Wednesday, May 28, 2008

McCandless: Rolling on a river paved with gold

E-mail this article \ Print this article


When he was 15 years old, Chilean native Pablo McCandless was just looking to have some fun. Then a Bethesda resident, he had just gotten a kayak, and thought it would be entertaining to give it a test drive on the Potomac River.

Over a decade later, he’s still putting his kayak to good use. Only he’s not just paddling for fun anymore, he’s paddling for Olympic glory.

McCandless, 26, now lives in Charlotte, N.C. to maximize his training for the most important kayaking event of his life — in about 10 weeks, he’ll be in Beijing, China for the 2008 Summer Olympics, where he’ll be Chile’s lone representative in the K-1 Men’s Slalom competition. He will be battling the world’s top-25 whitewater slalom kayakers on a course approximately 300 meters long, navigating ‘‘gates” — which are best described as obstacles competitors aim to paddle around — in an attempt to finish the course in the fastest time.

It’s quite a far cry from lazy summer days at Cabin John Regional Park in his teenage years. Little did he know then that the sport would eventually consume his life.

‘‘It all started with this friend of mine when he told me about this paddling school called ‘Liquid Adventures,’” said McCandless. ‘‘This guy named Tom McCune saw that I liked it, so he told me to take lessons two times a week. That became three days a week, then five days a week, and before I knew it, I was full-time into the slalom. But even then, it was all for enjoyment. I thought about competing, but never on the Olympic level.”

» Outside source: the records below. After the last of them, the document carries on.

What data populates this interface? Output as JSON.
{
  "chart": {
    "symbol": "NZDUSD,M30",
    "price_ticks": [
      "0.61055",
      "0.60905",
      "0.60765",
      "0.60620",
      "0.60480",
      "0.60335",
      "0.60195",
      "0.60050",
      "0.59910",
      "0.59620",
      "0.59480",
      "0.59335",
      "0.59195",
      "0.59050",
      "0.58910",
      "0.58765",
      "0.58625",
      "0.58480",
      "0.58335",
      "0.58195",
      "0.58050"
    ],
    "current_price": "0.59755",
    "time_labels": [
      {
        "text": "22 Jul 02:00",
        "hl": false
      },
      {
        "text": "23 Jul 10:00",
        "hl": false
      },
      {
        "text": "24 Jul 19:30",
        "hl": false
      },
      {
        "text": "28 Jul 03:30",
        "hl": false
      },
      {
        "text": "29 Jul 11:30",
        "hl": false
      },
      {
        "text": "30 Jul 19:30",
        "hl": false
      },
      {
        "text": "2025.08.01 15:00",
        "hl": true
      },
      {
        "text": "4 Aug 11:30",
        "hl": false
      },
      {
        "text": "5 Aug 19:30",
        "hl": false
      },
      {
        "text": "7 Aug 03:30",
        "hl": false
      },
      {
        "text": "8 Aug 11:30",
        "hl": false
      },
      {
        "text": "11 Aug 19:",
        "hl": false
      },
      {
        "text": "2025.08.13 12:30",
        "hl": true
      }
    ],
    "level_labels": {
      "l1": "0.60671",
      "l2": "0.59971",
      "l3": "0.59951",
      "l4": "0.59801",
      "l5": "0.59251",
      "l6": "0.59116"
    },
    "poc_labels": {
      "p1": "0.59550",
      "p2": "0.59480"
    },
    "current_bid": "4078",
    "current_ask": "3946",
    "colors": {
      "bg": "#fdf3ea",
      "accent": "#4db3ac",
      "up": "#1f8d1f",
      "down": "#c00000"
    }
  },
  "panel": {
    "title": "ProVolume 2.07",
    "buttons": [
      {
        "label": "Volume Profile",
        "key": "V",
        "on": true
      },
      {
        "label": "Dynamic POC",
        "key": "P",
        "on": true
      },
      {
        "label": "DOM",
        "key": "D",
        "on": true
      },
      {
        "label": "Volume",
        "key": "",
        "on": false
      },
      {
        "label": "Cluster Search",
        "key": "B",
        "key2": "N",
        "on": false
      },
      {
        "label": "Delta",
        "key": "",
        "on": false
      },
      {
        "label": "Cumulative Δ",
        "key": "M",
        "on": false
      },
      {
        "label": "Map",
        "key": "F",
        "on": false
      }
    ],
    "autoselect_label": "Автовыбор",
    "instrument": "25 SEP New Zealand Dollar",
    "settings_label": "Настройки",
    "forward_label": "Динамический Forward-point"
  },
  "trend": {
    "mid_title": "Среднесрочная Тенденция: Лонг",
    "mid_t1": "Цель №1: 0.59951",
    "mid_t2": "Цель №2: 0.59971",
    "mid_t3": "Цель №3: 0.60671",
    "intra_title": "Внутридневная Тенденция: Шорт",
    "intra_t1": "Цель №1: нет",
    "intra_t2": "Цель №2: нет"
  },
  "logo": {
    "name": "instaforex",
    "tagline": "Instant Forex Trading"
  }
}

That began to change after he graduated from Whitman High in 2000. He specifically chose to attend Western Carolina University in Cullowne, N.C., in order to train with the Nantahala Racing Club and specifically coach Rafal Smolen, who coaches the USA Olympic Kayaking Team. Even in his high-school years, McCandless had gained experience with the U.S. National Team, which trained along the Potomac River.

But when he got to college, it became an even more important part of his life. He would attend classes for a semester, then take the next semester off to train. He would do so locally, but also internationally, in both Australia and Chile. In 2001, while on one of his training expeditions to Australia, local coaches approached him with the idea of training for the Chilean National Team —at the time, the goal was to find athletes who could compete for countries with developing kayaking teams, and Chile already had one.

By 2004, he was in full-on Olympic training. He trained in Pucon, Chile during the U.S. winter season to prepare for the international qualifier in Athens, Greece. He finished 26th, with only 25 eligible spots for the Olympic Team, leaving him off the team — however, he was the only South American representative that reached the qualifying-round semifinals.

For the past four years, his goal has been to make it back. Though he’s had to put school aside — with all the training breaks he’s taken, McCandless is technically only a junior at Western Carolina — that’s exactly what he’s done. Top-40 finishes year after year in international ‘‘World Cup” kayaking events gave him the confidence he needed for the 2008 Pan-American Championships in April, which were coincidentally (and fortunately for McCandless) held in his hometown of Charlotte. In the two-day event, he finished eighth, one spot ahead of the top Brazilian competitor, Selbach. That made him the fastest South American kayaker, and secured his spot at the Olympic Games.

‘‘It’s hard to actually remember what happened when I found out I made it,” McCandless said. ‘‘I kind of lost my breath a little and everyone was congratulating me. It took all those years of hard work and I finally did it.”

McCandless thinks of himself lucky for living in both Charlotte and Bethesda since childhood, which he considers the two top places in the country to train. Whenever he goes back to visit his parents, Jeff and Veronica McCandless (who have both become avid kayakers themselves), he goes back to the Potomac River to ‘‘kayak and reminisce.”

Since April, he’s stepped up his workouts in preparation for ‘‘training camp” in Beijing, which he leaves for this Thursday. He’s set realistic goals for himself, and doesn’t really believe he has a great chance to medal.

Or so he says.

‘‘I think I just want to be at least in the top 10 — and once I get there, I’ll see how I feel,” he said. ‘‘Actually, the way I can paddle, the top five is definitely a possibility. Top three? That starts getting hard. But I think the top five or 10 is possible.”